Highlights from MS IT
Robotics is an exciting subject that combines science, technology, engineering, and math. The students at SIS have a chance to learn and build their skills and knowledge about robotics. They build and program the robot to do specific tasks, such as detecting colors, detecting objects, following a black line, etc. Several students from grades 6 and 7 will be joining the Open Robotics Competition on April 30th – May 2nd, 2019. These students have been diligently brushing up on their programming skills during the workshops on Saturdays. As challenges are presented, students have to find ways to solve the problems in the challenges.
It has been an exciting second semester for the middle school computing classes. Students in grade 6 are learning the basics of graphic design using GIMP and learning essential digital skills using Common Sense Media and Google’s Applied Digital Skills lessons. In grade 8, students continue to learn how to develop 2D games using Unity. They finished working on a Pinball Game project where they attempted to simulate physical motions that happen in real life. Just like things in real life will follow the laws of physics as they move, bounce, and crash together, students were able to build their pinball simulation game using physics to give realistic behavior.
It has been a busy 3rd Quarter for the Science Department. A lot of learning has been taking place and all the students are ready to complete their course work. We are fortunate to have students who persevere even when science concepts can be difficult to understand. Our students are adept in using technologies as part of scientific inquiry and in communicating their learning. The students are provided with the opportunities to make them enlightened thinkers in the field of science.
Grade 9 Biology
Grade 9 Biology students conducting investigation on Plant Pigments and Photosynthesis. In this lab activity, students use chromatography to determine whether a red-leafed plant has the same pigments as a green-leafed plant. Pigments make photosynthesis possible by converting energy from the sun into energy that is stored in food.
AP Biology students designing and conducting investigation on cell transport. In this experiment, students create models of living cells using dialysis tubing. Dialysis tubing is made from a material that is selectively permeable and is used in the hospital to give intravenous fluids to patients suffering from kidney failure.
It has been a busy and challenging year for the AP Physics 1 students. At this point, students are expected to have cultivated their understanding of physics through inquiry-based investigations as they explored the topics: kinematics; dynamics; circular motion and gravitation; energy; momentum; simple harmonic motion; torque and rotational motion. The students are now in midst of learning about mechanical waves and sound. They will then proceed to learn about electric charge, electric force and direct current circuits.

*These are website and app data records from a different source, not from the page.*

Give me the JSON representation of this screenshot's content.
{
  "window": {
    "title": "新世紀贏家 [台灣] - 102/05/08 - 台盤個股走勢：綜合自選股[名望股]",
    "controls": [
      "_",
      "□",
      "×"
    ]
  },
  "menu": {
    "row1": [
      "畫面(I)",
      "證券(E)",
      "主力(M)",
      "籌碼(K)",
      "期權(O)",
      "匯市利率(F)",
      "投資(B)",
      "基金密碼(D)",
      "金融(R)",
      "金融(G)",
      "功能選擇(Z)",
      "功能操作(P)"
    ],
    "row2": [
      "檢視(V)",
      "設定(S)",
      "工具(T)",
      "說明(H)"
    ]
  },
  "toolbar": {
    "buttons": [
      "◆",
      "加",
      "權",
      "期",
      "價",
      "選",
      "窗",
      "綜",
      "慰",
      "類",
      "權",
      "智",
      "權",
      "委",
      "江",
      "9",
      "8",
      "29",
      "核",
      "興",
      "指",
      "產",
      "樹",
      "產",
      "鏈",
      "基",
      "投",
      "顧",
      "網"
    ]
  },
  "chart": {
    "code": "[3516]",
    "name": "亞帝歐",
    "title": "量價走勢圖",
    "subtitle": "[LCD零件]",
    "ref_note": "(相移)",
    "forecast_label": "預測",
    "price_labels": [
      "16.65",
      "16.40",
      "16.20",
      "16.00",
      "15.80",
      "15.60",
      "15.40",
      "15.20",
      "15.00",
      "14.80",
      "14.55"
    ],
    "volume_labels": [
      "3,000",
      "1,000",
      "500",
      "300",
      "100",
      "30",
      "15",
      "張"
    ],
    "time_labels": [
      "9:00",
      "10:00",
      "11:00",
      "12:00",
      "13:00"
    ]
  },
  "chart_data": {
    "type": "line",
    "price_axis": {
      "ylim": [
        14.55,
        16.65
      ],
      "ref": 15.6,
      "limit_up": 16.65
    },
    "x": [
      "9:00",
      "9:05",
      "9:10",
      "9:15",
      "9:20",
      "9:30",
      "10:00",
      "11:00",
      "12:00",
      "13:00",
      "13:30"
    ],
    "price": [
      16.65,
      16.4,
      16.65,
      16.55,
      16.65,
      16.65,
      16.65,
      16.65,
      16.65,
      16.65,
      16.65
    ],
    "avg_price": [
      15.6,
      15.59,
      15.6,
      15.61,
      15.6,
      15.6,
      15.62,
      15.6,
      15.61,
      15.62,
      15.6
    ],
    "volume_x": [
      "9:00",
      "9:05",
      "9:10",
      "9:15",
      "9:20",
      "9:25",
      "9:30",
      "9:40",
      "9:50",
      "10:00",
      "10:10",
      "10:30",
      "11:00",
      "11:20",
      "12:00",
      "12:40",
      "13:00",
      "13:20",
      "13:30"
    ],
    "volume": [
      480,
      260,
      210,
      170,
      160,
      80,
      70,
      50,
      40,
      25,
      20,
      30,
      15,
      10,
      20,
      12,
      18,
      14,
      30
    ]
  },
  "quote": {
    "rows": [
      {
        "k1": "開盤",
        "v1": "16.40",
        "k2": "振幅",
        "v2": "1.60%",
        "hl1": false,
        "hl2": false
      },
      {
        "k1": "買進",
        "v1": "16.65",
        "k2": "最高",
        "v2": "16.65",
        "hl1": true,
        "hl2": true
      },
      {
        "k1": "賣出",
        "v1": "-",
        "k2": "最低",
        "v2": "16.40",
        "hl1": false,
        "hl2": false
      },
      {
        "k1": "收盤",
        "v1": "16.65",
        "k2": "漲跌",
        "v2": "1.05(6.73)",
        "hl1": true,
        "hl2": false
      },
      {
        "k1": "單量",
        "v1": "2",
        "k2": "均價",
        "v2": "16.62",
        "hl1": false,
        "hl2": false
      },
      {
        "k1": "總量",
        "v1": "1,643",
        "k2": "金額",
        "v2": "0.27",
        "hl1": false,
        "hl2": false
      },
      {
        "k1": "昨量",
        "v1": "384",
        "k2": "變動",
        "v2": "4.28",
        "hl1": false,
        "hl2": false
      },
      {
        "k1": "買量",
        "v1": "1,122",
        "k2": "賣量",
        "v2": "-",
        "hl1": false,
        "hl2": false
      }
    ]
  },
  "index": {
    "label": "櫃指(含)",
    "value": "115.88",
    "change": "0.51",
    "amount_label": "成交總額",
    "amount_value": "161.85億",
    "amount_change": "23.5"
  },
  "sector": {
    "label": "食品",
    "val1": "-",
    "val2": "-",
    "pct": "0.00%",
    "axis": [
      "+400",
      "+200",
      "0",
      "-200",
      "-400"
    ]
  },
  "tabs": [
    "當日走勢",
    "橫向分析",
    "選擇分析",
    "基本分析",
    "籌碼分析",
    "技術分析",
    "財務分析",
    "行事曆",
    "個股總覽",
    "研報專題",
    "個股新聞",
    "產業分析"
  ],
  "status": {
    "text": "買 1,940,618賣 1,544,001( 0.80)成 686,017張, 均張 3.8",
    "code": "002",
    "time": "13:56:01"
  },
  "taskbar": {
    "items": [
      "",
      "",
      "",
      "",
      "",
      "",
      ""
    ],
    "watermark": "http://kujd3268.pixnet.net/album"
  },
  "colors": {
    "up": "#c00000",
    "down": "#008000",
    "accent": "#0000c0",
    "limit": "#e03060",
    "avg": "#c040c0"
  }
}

General Chemistry has just finished covalent bonding and using molecular models to build covalent compounds. Currently they are beginning the quantitative section of chemistry using measurements of matter conversion factors. They will continue on to types of chemical reactions and stoichiometry.
General Physics has completed circular motion and gravitational forces and are now using this along with their past knowledge of work and power to calculate the ideal and actual mechanical advantages of simple machines. They will apply their knowledge when they build and test the different types of pulleys, inclined planes and levers.
AP Chemistry is currently working on Solutions and Intermolecular Forces. Part of their study included laboratory work that investigated the chromatography of food dyes and acid base titrations. Their next topic of study will be chemical kinetics, where they will look at reaction rates and the factors associated with them.